#### Work task:
Those lines of the data that hold the word "レストラン" are to be copied out.

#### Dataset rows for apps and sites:
--------
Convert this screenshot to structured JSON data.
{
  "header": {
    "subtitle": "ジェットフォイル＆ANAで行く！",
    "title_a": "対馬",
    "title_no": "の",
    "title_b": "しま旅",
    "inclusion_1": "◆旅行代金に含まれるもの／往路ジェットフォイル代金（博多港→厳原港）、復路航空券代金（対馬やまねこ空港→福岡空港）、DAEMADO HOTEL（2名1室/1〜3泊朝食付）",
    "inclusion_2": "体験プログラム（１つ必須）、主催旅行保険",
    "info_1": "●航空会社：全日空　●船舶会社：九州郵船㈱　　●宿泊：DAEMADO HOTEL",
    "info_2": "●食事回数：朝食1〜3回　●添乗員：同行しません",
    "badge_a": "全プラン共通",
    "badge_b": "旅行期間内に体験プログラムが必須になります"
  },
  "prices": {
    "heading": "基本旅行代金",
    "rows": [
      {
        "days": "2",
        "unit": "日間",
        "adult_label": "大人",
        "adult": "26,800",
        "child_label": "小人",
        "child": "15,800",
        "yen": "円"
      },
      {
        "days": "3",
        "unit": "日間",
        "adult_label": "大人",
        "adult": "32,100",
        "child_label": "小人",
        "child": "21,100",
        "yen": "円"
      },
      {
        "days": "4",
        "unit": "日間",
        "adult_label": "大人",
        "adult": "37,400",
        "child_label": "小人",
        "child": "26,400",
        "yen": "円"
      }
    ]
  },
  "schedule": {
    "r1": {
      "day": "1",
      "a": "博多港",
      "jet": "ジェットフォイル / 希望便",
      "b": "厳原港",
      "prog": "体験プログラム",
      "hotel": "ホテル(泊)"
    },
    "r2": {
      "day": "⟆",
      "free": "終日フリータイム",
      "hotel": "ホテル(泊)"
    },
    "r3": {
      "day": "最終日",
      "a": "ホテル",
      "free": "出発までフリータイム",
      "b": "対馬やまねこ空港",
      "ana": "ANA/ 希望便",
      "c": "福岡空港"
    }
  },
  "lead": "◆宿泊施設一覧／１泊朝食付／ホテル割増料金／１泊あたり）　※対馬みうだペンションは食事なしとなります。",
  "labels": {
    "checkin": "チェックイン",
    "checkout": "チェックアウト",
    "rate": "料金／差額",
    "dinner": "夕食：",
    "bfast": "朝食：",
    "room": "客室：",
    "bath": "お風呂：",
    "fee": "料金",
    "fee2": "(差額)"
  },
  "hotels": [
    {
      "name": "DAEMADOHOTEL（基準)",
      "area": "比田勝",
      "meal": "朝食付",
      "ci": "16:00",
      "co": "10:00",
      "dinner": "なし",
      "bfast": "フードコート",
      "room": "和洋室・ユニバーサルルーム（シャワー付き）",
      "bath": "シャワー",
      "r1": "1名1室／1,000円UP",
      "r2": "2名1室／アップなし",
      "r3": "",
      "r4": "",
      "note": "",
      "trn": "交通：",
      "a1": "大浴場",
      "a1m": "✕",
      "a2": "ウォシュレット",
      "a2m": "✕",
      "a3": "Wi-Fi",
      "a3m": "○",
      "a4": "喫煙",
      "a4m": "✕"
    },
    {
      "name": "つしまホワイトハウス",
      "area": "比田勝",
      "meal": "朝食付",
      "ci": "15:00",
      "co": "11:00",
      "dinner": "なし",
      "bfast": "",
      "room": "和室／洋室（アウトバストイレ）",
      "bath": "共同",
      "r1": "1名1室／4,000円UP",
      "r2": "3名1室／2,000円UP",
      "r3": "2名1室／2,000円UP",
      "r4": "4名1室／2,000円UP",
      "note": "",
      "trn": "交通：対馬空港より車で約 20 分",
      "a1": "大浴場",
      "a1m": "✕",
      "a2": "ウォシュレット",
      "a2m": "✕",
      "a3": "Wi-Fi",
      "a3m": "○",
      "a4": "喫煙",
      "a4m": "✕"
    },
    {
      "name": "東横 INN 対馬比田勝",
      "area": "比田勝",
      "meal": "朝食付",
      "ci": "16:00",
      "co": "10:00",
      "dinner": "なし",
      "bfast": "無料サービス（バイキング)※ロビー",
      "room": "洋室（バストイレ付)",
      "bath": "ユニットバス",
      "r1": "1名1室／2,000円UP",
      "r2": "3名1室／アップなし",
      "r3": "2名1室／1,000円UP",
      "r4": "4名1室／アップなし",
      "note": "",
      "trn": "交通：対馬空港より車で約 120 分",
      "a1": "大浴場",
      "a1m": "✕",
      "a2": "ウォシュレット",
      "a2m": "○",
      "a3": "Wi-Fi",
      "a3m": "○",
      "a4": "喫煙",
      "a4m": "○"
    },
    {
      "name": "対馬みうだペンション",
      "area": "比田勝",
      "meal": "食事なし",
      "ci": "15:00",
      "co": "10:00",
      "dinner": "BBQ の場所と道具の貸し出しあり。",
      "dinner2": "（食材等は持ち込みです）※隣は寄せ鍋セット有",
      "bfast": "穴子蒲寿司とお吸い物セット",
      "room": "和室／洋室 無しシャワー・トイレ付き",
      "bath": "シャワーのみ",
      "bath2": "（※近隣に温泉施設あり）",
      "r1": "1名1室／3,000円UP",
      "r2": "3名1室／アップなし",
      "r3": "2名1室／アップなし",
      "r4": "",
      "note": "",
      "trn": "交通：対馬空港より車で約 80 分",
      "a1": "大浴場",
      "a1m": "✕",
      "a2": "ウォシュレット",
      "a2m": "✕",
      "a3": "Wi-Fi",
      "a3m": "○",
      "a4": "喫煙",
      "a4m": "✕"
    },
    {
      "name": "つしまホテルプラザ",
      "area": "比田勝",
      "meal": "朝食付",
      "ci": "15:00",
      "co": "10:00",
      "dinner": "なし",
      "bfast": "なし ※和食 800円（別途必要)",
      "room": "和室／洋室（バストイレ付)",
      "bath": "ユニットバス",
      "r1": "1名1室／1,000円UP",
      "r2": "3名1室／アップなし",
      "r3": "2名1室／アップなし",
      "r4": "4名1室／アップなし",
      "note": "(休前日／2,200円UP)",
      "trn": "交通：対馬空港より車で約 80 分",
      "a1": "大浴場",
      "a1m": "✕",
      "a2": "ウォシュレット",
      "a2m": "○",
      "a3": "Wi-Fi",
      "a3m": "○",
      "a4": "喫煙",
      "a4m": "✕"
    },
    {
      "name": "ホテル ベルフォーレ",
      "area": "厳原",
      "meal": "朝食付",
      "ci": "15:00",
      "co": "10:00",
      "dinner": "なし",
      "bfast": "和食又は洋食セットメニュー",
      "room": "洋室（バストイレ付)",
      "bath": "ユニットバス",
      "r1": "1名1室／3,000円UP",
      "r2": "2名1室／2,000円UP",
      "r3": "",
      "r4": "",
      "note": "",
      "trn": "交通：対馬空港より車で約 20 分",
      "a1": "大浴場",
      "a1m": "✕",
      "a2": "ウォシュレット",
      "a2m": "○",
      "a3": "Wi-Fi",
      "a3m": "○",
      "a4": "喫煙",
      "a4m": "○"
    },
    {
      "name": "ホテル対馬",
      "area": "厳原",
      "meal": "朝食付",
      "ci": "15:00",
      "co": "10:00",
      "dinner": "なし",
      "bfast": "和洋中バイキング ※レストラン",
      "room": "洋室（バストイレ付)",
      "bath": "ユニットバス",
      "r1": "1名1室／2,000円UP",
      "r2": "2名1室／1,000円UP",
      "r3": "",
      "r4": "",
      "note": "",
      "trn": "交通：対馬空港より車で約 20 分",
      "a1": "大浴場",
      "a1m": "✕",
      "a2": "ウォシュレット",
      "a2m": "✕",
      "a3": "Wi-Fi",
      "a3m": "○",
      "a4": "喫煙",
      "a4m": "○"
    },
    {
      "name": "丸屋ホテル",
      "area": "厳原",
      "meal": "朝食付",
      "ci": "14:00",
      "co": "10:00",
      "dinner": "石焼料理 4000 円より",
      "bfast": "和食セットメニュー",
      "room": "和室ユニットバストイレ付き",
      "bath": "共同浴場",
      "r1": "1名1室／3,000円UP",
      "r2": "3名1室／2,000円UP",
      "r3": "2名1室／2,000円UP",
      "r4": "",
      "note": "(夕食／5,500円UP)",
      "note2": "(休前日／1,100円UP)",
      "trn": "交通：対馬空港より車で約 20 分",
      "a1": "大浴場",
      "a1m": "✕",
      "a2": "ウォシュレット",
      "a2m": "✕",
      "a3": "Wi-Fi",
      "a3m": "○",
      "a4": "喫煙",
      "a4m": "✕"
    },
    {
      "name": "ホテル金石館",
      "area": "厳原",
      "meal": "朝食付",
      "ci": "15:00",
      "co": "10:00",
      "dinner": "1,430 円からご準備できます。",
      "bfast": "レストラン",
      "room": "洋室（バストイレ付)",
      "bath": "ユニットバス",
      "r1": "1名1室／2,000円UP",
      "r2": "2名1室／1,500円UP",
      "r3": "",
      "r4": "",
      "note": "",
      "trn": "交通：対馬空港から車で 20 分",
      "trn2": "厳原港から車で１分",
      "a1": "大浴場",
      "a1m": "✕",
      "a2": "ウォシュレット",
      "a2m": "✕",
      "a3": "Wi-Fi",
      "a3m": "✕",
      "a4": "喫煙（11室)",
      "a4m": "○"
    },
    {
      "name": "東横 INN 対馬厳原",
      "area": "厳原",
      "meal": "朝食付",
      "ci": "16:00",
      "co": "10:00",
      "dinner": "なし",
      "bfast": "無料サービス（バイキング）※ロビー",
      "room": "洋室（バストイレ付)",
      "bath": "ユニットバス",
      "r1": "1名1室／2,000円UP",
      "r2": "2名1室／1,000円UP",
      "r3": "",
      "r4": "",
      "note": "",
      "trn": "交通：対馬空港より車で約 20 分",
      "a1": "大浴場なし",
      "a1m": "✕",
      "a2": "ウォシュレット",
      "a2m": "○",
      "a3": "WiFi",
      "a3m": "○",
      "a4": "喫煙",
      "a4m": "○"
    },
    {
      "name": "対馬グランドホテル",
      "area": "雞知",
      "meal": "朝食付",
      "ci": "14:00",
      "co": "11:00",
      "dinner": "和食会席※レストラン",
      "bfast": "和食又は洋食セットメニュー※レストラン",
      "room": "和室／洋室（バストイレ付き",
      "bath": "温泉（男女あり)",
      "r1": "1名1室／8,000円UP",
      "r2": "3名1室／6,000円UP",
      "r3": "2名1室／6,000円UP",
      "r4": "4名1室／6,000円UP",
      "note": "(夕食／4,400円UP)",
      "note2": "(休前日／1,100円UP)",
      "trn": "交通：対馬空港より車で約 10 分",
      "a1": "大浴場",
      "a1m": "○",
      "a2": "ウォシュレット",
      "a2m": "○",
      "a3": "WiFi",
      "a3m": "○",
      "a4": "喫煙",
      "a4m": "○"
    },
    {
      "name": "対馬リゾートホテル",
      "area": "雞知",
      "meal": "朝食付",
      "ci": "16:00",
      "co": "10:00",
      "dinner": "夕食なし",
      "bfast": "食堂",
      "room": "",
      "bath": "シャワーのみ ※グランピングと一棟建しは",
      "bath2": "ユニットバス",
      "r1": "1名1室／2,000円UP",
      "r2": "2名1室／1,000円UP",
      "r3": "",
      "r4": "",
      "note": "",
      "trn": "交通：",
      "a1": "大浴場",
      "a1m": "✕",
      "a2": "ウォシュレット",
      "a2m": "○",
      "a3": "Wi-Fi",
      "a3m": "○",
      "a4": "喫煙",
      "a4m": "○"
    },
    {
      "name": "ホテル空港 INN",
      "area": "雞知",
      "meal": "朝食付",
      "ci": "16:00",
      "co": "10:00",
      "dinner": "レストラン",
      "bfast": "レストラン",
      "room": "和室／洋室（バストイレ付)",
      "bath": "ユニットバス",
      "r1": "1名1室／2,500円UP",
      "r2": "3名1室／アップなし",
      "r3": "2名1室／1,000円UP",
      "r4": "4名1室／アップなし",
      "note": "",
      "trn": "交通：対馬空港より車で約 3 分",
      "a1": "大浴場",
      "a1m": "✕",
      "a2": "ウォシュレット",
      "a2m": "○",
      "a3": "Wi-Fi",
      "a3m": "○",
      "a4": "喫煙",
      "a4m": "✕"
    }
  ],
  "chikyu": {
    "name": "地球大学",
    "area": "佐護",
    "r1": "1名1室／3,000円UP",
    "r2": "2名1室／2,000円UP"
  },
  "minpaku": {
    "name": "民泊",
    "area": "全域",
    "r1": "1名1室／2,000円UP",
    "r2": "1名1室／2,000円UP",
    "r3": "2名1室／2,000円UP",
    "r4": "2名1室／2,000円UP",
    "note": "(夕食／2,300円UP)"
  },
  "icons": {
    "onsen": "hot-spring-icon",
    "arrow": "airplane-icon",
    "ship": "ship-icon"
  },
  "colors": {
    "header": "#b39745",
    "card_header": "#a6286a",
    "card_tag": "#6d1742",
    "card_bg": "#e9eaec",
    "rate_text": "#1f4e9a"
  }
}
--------
#### Result of the task:
      "bfast": "和洋中バイキング ※レストラン",
      "bfast": "レストラン",
      "dinner": "和食会席※レストラン",
      "bfast": "和食又は洋食セットメニュー※レストラン",
      "dinner": "レストラン",
      "bfast": "レストラン",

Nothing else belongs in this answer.